ACTIVITY: Copy each line below that has "icon".

───

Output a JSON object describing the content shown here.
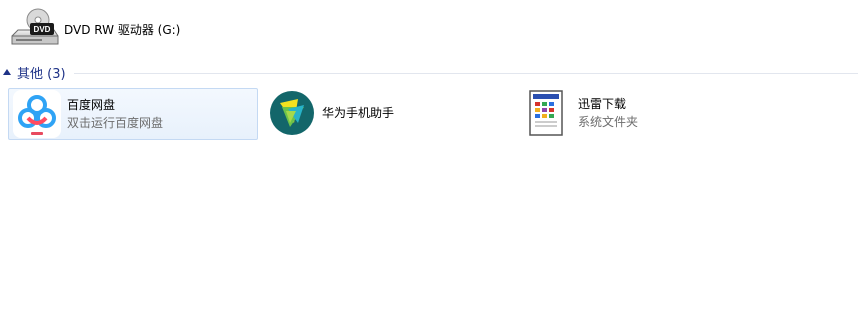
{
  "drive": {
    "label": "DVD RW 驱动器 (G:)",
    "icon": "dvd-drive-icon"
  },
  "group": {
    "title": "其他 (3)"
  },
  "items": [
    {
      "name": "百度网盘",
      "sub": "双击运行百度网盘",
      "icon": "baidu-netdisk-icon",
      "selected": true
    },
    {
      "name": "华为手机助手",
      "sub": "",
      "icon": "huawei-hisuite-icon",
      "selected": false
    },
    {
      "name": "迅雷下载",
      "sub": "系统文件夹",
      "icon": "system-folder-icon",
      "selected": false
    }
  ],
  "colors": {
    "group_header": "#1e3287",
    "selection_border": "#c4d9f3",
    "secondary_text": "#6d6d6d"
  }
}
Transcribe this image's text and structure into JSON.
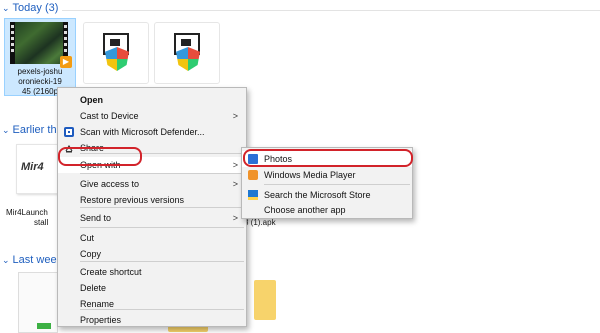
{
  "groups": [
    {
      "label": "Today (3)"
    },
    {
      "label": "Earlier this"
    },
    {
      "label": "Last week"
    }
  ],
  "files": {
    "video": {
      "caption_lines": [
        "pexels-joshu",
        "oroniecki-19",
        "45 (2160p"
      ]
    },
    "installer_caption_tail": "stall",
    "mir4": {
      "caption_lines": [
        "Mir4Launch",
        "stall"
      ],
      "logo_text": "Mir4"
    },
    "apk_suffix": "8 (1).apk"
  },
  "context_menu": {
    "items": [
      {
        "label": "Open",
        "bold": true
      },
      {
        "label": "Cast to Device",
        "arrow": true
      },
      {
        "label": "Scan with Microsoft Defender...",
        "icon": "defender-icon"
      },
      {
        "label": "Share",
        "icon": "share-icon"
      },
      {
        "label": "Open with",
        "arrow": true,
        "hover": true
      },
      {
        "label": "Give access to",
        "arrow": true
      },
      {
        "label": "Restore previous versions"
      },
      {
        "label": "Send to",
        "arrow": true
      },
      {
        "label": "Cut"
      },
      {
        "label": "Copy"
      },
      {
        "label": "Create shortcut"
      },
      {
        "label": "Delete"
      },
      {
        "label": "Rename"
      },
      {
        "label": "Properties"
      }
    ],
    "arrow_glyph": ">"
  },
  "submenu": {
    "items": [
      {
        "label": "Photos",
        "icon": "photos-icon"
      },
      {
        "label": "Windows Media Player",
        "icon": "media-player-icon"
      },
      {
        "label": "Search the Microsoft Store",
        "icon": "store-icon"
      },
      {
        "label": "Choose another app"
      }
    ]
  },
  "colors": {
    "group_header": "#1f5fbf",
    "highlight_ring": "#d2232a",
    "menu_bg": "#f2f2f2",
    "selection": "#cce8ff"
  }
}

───

RESPONSE BELOW:
    "icon": "dvd-drive-icon"
      "icon": "baidu-netdisk-icon",
      "icon": "huawei-hisuite-icon",
      "icon": "system-folder-icon",
        "icon": "defender-icon"
        "icon": "share-icon"
        "icon": "photos-icon"
        "icon": "media-player-icon"
        "icon": "store-icon"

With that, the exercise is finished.